A young woman is reflected in a mirror, she is displayed in stasis, with her right arm stretched out, addressing her mobile phone with intense concentration. Her self-representation clearly signifies the early twenty-teens, an age when cameras converged with phone technology, and selfie-making became a phenomenon. Behind her hangs crushed velvet curtains, an ironing board rests against a wall, and clothing is strewn upon a double bed. This is a domestic scene; a bedroom - a feminine space with reflective furniture, a twinkly chandelier and silvery décor. The young woman wears a black leather jacket, and a pair of white knickers.

This research responds to images created by the female entrepreneur. Whose selfies, published on e-commerce websites, bear out an ‘up for it’ sexual agentic identity, inspiring feelings of familiarity and connection. Through the blurring the boundaries between public and private life, the selfies elicit a frisson. Seemingly enabling closeness of observation and intimate knowledge between strangers. Yet, this is of course an illusion. And what we are actually looking at is a flat backlit surface. Bodies rendered on a screen. A depiction of a thing and not the thing itself. A substitute for the ‘real’. And yet, the researcher suspends her belief and looks beyond the flatness of the image to the thickness of the thing implied.

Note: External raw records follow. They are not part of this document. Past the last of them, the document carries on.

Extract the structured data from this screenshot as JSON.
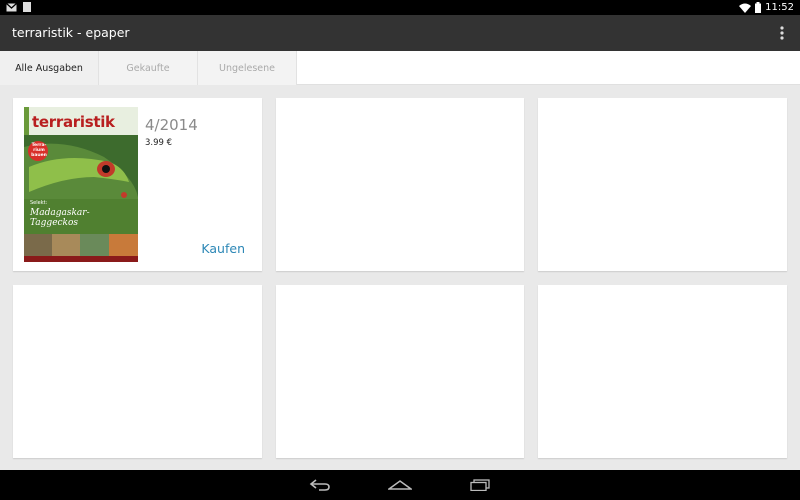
{
  "status_bar": {
    "time": "11:52",
    "left_icons": [
      "gmail-icon",
      "document-icon"
    ],
    "right_icons": [
      "wifi-icon",
      "battery-icon"
    ]
  },
  "action_bar": {
    "title": "terraristik - epaper",
    "overflow_icon": "overflow-menu-icon"
  },
  "tabs": [
    {
      "label": "Alle Ausgaben",
      "active": true
    },
    {
      "label": "Gekaufte",
      "active": false
    },
    {
      "label": "Ungelesene",
      "active": false
    }
  ],
  "issues": [
    {
      "issue": "4/2014",
      "price": "3.99 €",
      "action": "Kaufen",
      "cover": {
        "masthead": "terraristik",
        "badge": [
          "Terra-",
          "rium",
          "bauen"
        ],
        "subtitle_small": "Selekt:",
        "subtitle_script": "Madagaskar-Taggeckos"
      }
    }
  ],
  "navigation": {
    "back_icon": "back-icon",
    "home_icon": "home-icon",
    "recents_icon": "recents-icon"
  },
  "colors": {
    "action_bar": "#333333",
    "accent_link": "#2c87b6",
    "background": "#e9e9e9"
  }
}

Lovell’s research asks:


How can the photographic states of looking, touching and performing transgress the boundaries between public and private; self and another; real and imagined; 2d and 3d?

Info

  • MPhil

    School

    School of Arts & Humanities

    Programme

    Photography, 2017–2021

  • Consuming intimacy: looking, touching and performing with the female entrepreneur 

    A young woman is reflected in a mirror, she is displayed in stasis, with her right arm stretched out, addressing her mobile phone with intense concentration. Her self-representation clearly signifies the early twenty-teens, an age when cameras converged with phone technology, and selfie-making became a phenomenon. Behind her hangs crushed velvet curtains, an ironing board rests against a wall, and clothing is strewn upon a double bed. This is a domestic scene; a bedroom - a feminine space with reflective furniture, a twinkly chandelier and silvery décor. The young woman wears a black leather jacket, and a pair of white knickers.

    This research responds to images created by the female entrepreneur. Whose selfies, published on e-commerce websites, bear out an ‘up for it’ sexual agentic identity, inspiring feelings of familiarity and connection. Through the blurring the boundaries between public and private life, the selfies elicit a frisson. Seemingly enabling closeness of observation and intimate knowledge between strangers. Yet, this is of course an illusion. And what we are actually looking at is a flat backlit surface. Bodies rendered on a screen. A depiction of a thing and not the thing itself. A substitute for the ‘real’. And yet, the researcher suspends her belief and looks beyond the flatness of the image to the thickness of the thing implied.

    Lovell’s research asks:

    How can the photographic states of looking, touching and performing transgress the boundaries between public and private; self and another; real and imagined; 2d and 3d?

     

  • Degrees

  • MA Gender, Media and Culture, Goldsmiths University, 2015; MA Photography, London College of Communication, 2006; BA (Hons) Photography, Kent Institute of Art and Design (now known as University for the Creative Arts), 1999
  • Experience

  • Director of Curriculum and Quality, Open College of the Arts, 2018; (Distance Learning) Tutor in Photography, Open College of the Arts, 2005 - to date